October 1993
The double-CD Time Machine is released: Disc One contains studio out-takes and foreign releases spanning Joe's career, plus four of the five tracks from the original Joe Satriani EP and three new cuts; Disc Two contains 14 live tracks.

October 1994
Time Machine certified gold, and Joe begins his seventh album.

October 11, 1995
Joe Satriani releases his seventh album, self titled "Joe Satriani", produced by Glyn Johns. "(You're) My World" was nominated for a Grammy.

October 1996
The G3 Tour, featuring Joe Satriani, Steve Vai, and Eric Johnson, played 24 dates to 90,000 fans in North America.

May 1997
G3 featuring Joe Satriani, Steve Vai, and Adrian Legg, tours Europe.

June 1997
G3 Live In Concert CD and video released.

June 15, 1997
G3 featuring Joe Satriani, Steve Vai, Kenny Wayne Shepherd, and Robert Fripp, begins U.S. tour.

November 1997
G3 US Tour with Joe, Steve Vai, Kenny Wayne Shepherd and Robert Fripp ends

November 1997
"Merry Axemas" released, featuring Joe's version of "Silent Night".

February 1998
"Ceremony" is released as the first single in the US from the "Crystal Planet" album.

March 1998
Joe's 8th album "Crystal Planet" is released.
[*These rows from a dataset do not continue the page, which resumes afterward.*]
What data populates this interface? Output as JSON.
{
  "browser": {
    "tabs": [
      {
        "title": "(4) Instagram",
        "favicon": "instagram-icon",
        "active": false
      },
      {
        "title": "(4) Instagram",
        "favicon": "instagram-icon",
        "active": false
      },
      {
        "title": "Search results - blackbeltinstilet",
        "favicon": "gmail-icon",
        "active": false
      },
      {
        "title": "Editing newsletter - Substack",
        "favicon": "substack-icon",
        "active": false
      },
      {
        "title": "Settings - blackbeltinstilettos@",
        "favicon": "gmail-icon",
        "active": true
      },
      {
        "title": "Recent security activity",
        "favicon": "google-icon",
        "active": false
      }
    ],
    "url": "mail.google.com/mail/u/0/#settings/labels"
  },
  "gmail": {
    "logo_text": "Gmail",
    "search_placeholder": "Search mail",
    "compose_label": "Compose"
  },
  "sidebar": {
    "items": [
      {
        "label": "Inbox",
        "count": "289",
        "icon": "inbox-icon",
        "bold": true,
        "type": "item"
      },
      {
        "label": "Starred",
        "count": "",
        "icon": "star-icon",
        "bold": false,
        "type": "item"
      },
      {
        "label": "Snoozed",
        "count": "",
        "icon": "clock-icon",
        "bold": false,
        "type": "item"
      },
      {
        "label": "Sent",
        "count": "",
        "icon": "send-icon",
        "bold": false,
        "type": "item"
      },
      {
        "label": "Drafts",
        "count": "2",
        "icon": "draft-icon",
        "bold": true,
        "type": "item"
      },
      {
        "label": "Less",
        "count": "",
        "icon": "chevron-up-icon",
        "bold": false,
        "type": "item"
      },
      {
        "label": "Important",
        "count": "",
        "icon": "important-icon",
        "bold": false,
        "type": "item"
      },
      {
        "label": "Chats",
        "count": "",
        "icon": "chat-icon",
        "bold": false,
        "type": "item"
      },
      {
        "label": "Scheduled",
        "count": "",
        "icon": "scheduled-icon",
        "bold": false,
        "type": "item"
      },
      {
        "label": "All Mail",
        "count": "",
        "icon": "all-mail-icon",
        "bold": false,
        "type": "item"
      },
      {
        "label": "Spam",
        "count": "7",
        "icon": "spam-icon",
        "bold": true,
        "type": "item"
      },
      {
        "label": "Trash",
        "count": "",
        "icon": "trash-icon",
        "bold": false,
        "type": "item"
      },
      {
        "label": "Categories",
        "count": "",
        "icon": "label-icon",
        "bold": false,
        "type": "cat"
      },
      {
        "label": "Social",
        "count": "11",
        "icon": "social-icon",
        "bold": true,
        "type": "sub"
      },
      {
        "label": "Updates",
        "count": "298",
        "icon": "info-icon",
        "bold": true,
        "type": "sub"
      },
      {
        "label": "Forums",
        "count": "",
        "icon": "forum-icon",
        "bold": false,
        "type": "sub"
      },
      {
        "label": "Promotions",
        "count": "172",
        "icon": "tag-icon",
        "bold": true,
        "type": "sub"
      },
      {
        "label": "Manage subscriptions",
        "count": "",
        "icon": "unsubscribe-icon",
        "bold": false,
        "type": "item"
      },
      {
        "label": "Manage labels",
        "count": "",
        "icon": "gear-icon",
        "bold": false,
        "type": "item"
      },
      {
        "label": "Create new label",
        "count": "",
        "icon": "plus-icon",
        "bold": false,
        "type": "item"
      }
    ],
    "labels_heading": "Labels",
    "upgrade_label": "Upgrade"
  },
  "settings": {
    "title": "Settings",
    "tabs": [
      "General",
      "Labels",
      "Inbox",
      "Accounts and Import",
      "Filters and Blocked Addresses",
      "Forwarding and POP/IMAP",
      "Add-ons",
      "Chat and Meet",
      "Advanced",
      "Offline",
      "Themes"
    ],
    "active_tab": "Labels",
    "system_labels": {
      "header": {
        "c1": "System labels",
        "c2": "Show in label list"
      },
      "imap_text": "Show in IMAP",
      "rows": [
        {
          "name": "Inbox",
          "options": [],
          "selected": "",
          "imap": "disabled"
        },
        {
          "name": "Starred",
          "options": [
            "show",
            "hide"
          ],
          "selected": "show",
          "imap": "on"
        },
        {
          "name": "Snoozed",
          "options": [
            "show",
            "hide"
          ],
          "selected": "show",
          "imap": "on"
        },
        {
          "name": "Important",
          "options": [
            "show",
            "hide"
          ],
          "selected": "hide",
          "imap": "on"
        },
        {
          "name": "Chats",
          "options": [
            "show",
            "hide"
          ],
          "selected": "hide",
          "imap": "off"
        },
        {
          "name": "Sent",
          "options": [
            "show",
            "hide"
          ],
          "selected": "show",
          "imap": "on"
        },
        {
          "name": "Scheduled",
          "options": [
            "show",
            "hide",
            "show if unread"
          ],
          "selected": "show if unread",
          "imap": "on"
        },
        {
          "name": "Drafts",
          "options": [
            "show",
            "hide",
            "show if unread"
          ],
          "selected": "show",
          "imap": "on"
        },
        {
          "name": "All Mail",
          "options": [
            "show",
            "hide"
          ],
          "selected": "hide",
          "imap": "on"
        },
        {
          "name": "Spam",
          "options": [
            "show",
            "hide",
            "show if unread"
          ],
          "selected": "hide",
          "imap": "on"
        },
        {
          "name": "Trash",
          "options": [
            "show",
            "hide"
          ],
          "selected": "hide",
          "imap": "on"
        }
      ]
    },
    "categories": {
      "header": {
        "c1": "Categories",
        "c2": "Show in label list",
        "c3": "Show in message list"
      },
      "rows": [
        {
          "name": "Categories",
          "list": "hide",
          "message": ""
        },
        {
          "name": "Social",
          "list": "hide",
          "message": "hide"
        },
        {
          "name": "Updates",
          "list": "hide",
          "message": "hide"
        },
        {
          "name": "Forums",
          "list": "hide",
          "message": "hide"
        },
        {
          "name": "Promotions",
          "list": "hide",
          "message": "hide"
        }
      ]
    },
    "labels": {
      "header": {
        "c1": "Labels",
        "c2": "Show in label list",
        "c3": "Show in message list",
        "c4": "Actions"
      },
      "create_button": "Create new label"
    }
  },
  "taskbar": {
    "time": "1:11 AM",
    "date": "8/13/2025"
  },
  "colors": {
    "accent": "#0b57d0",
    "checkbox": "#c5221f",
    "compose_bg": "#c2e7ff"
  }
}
The album is produced by Mike Fraser {G3, Metallica, AC/DC}.

March 1998
"Summer Song" from the "G3 LIVE" album is nominated for a GRAMMY.

March 1998
CRYSTAL PLANET US TOUR begins. A series of SOLD OUT showcase events featuring a 1 hour segment of CRYSTAL PLANET songs, followed by an hour's worth of classic Satriani hits. Four of these events were NETCASTS from San Francisco, Los Angeles, Atlanta and Chicago.

May 1998

G3 European Tour begins featuring Joe, with Jeff and Stu, Michael Schenker and Ule Jon Roth, with special appearances by Brian May in London and Patrick Rondat in France.

July 1998
Joe, Jeff and Stu begin the 3rd leg of the CRYSTAL PLANET US TOUR .

July 1998
"Train of Angels" released in the US.